Since 1999, progress has been made mostly on voluntary, confidential systems that do not create any external pressures for change. Twenty four states do not have any medical error reporting requirements in place; those states that do require error reporting do not disclose facility-specific information to the public about mistakes. The report suggested a facility-specific reporting of medical harm that is "mandatory, validated and public."
Measuring the problem. The IOM, noting in 1999 that there was no unifying effort to improve healthcare, called for the creation of a Center for Patient Safety within the federal Agency for Healthcare Research and Quality (AHRQ) to coordinate and monitor improvements. However, 10 years later, no national entity exists to comprehensively track patient safety—hindering the ability to tell if improvements have been made.

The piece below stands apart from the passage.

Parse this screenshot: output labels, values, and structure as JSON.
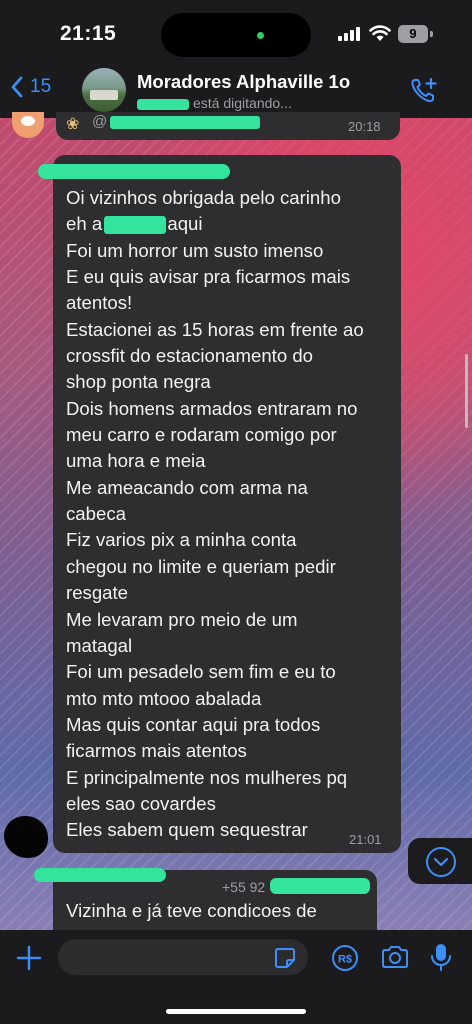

While AHRQ is attempting to do this, its efforts have been hampered by the lack of reliable medical error reporting. In its May 2009 report, the AHRQ noted that patient safety actually declined by almost 1% a year in the six years after the IOM report was issued in 1999. Ironically, AHRQ still points to the IOM's 1999 report as the best estimate of the magnitude of medical errors, according to the Consumers Union report.

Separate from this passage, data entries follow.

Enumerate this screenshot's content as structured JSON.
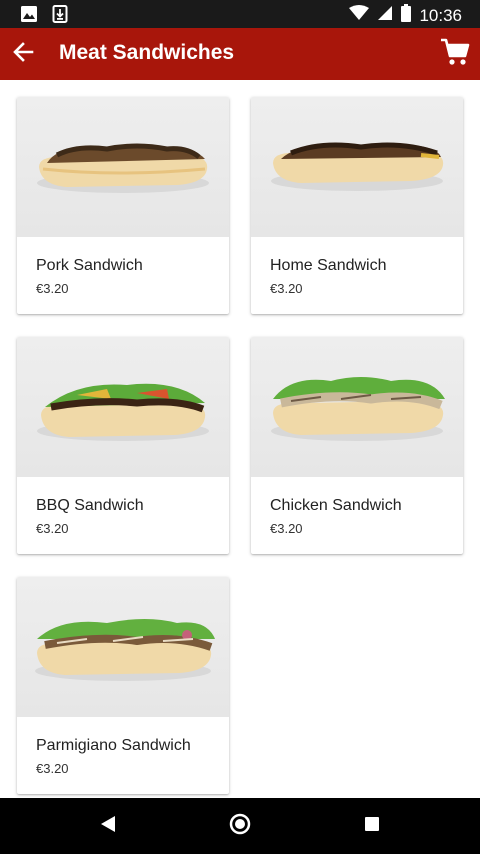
{
  "status_bar": {
    "time": "10:36",
    "icons": [
      "image-icon",
      "download-icon",
      "wifi-icon",
      "signal-icon",
      "battery-icon"
    ]
  },
  "app_bar": {
    "title": "Meat Sandwiches",
    "back_icon": "back-arrow-icon",
    "cart_icon": "cart-icon",
    "background": "#a8160b"
  },
  "products": [
    {
      "name": "Pork Sandwich",
      "price": "€3.20",
      "image": "pork-sandwich-image"
    },
    {
      "name": "Home Sandwich",
      "price": "€3.20",
      "image": "home-sandwich-image"
    },
    {
      "name": "BBQ Sandwich",
      "price": "€3.20",
      "image": "bbq-sandwich-image"
    },
    {
      "name": "Chicken Sandwich",
      "price": "€3.20",
      "image": "chicken-sandwich-image"
    },
    {
      "name": "Parmigiano Sandwich",
      "price": "€3.20",
      "image": "parmigiano-sandwich-image"
    }
  ],
  "nav_bar": {
    "icons": [
      "nav-back-icon",
      "nav-home-icon",
      "nav-recents-icon"
    ]
  }
}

Raising standards for competency in patient safety. The IOM recommended a bigger focus on patient safety by regulators, accreditors, and purchasers. It also called for periodic examinations of doctors and nurses to assess their competence and knowledge of safety practices.
During the past decade, many ideas in patient safety standards have come from the private sector. While these efforts are noteworthy, the results have been fragmented—making it difficult to promote and measure national improvement.

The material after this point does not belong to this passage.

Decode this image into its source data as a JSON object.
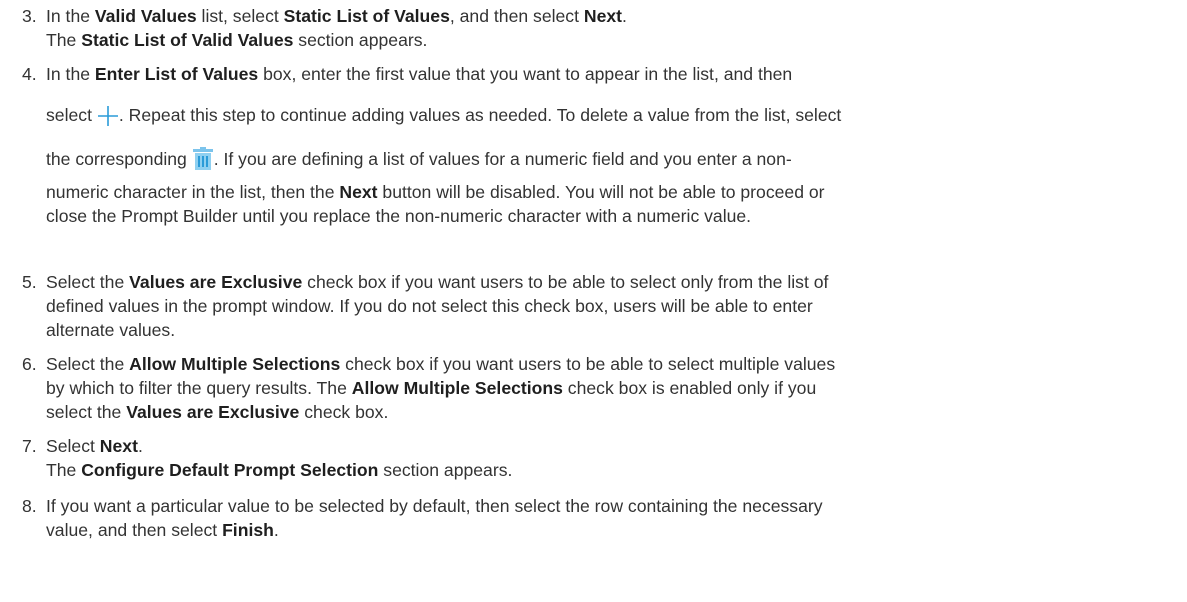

The report noted that the Joint Commission has attempted to use the accreditation process to ensure competency and adoption of its National Patient Safety Goals at hospitals. However, the Commission does not publicly disclose individual hospitals' progress in adopting these goals; its efforts to monitor patient safety sometimes have been criticized.
In the last 10 years, most of the patient safety work done by providers has been on the "confidential side for learning." said McGiffert. "Maybe they've learned something but we sure don't know what the results are."
As the debate over healthcare heats up in Washington, Congress should make sure that improving—and monitoring—patient safety is a central part of any reform legislation it adopts, she adds. Keeping in mind these important issues, hospitals and healthcare organizations—even those that have made big strides is addressing patient safety issues—should see what the Consumers Union report says about transparency and raising standards.
"That is what the public wants to see. You can tell us all you want—that you're doing better," McGiffert said. "But show us the evidence. That's what this report is about."